  38. Walther UI, Walther SC, Liebl B, Reichl FX, Kehe K, Nilius M, Hickel R (2002) Cytotoxicity of ingredients of various dental materials and related compounds in L2- and A549 cells. J Biomed Mater Res 63:643–649PubMedCrossRefGoogle Scholar

Copyright information

© Springer-Verlag 2007

Authors and Affiliations

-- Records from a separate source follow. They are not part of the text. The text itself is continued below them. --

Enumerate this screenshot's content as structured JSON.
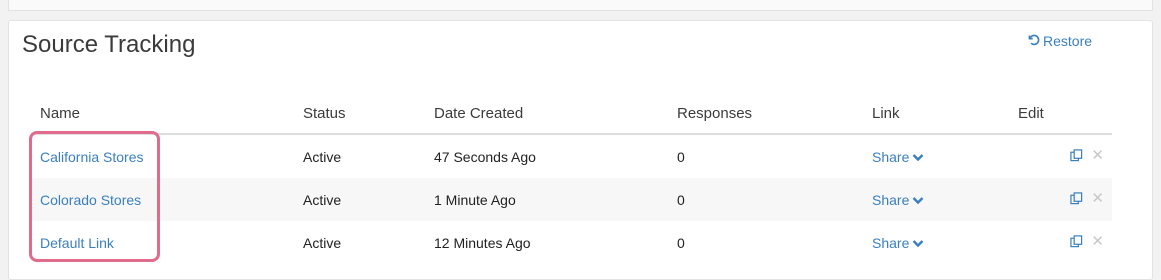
{
  "page": {
    "title": "Source Tracking",
    "restore_label": "Restore"
  },
  "table": {
    "headers": [
      "Name",
      "Status",
      "Date Created",
      "Responses",
      "Link",
      "Edit"
    ],
    "rows": [
      {
        "name": "California Stores",
        "status": "Active",
        "date_created": "47 Seconds Ago",
        "responses": "0",
        "link_label": "Share"
      },
      {
        "name": "Colorado Stores",
        "status": "Active",
        "date_created": "1 Minute Ago",
        "responses": "0",
        "link_label": "Share"
      },
      {
        "name": "Default Link",
        "status": "Active",
        "date_created": "12 Minutes Ago",
        "responses": "0",
        "link_label": "Share"
      }
    ]
  },
  "icons": {
    "restore": "undo-icon",
    "share": "chevron-down-icon",
    "copy": "copy-icon",
    "delete": "close-icon"
  },
  "colors": {
    "link": "#3a7fbf",
    "highlight": "#e06b8c",
    "delete_icon": "#c8c8c8"
  }
}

  • Katharina Schmid
    • 1
  • Andrea Sassen
    • 2
  • Rainer Staudenmaier
    • 3
  • Susanne Kroemer
    • 1
  • Franz-Xaver Reichl
    • 4
  • Ulrich Harréus
    • 5
  • Rudolf Hagen
    • 6
  • Norbert Kleinsasser
    • 6
  1. 1.University of RegensburgRegensburgGermany 
  2. 2.Department of PathologyUniversity of RegensburgRegensburgGermany
  3. 3.Department of Otorhinolaryngology, Head and Neck SurgeryTechnical University of MunichMunichGermany
  4. 4.Institute of Pharmacology and ToxicologyUniversity of MunichMunichGermany
  5. 5.Department of Otorhinolaryngology, Head and Neck SurgeryUniversity of MunichMunichGermany
  6. 6.Department of Otorhinolaryngology, Head and Neck SurgeryUniversity of WuerzburgWuerzburgGermany

Personalised recommendations